Use one dot per line.
Three against one
Reasons to follow this advice:
- A line is easier to read
- You immediately know what caused a null error
- It avoids coupling
Reasons to not follow this advice:
- Being too lazy.
Easier to read
Compare the line
That’s just the point about the single line, but even in total it’s easier to grasp what’s happening if we “dig out” our variables beforehand:
Bar bar = foo.Bar; Id id = baz.Id; bar.GetInfo(id);
Knowing the null
In the first example, if you get a null error, it could be
foo, it could be
bar or it could be
baz. If the error is not immediately clear from the context (and when is it ever), you’ll have to add some debugging to the situation and then you’ll have to run it again… before you can even start to investigate why that value was null.
In the second version, the error line number immediately tells you which value was null.
You might have an aversion to turning a line like
result = foo.Bar.Baz.Tower.Dog.Crocodile;
Bar bar = foo.Bar; Baz baz = bar.Baz; Tower tower = baz.Tower; Dog dog = tower.Dog; result = dog.Crocodile;
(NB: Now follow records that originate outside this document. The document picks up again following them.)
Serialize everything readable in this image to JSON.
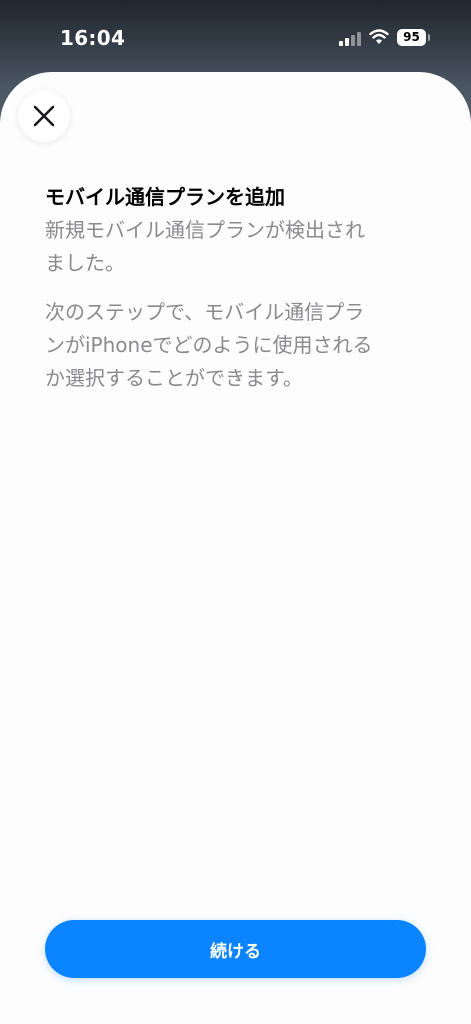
{
  "status_bar": {
    "time": "16:04",
    "battery": "95"
  },
  "sheet": {
    "title": "モバイル通信プランを追加",
    "subtitle_lines": [
      "新規モバイル通信プランが検出され",
      "ました。"
    ],
    "description_lines": [
      "次のステップで、モバイル通信プラ",
      "ンがiPhoneでどのように使用される",
      "か選択することができます。"
    ],
    "continue_label": "続ける"
  },
  "colors": {
    "accent": "#0a84ff",
    "secondary_text": "#8a8a8e",
    "sheet_background": "#fdfdfd"
  }
}
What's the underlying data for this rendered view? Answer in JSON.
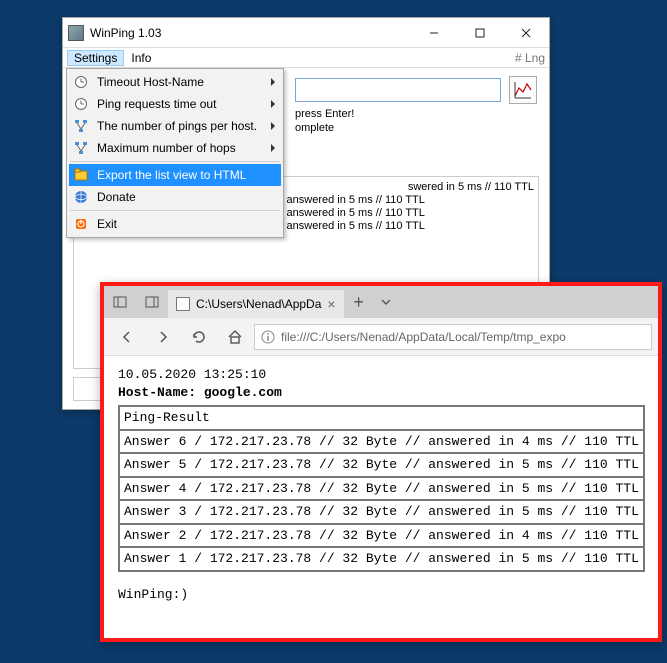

That’s 4 lines more! And it seems a bit confusing…
Well, that’s because you have to take 5 steps before you get what you want. That’s not an issue with this advice, that’s an issue about the code structure. Putting it all in one line is just hiding the symptom.
If you access
foo.Bar.Baz.Tower.Dog.Crocodile, then this code relies on
foo having a
bar, which has a
baz, which has a
Tower, which has a
Dog, which has a
Crocodile. That’s a lot of assumptions this code makes, and that’s a lot of mind-overhead for a programmer who would probably rather think about the problem at hand instead of 5 indirections.
Next Article: Make an Effort to Name Things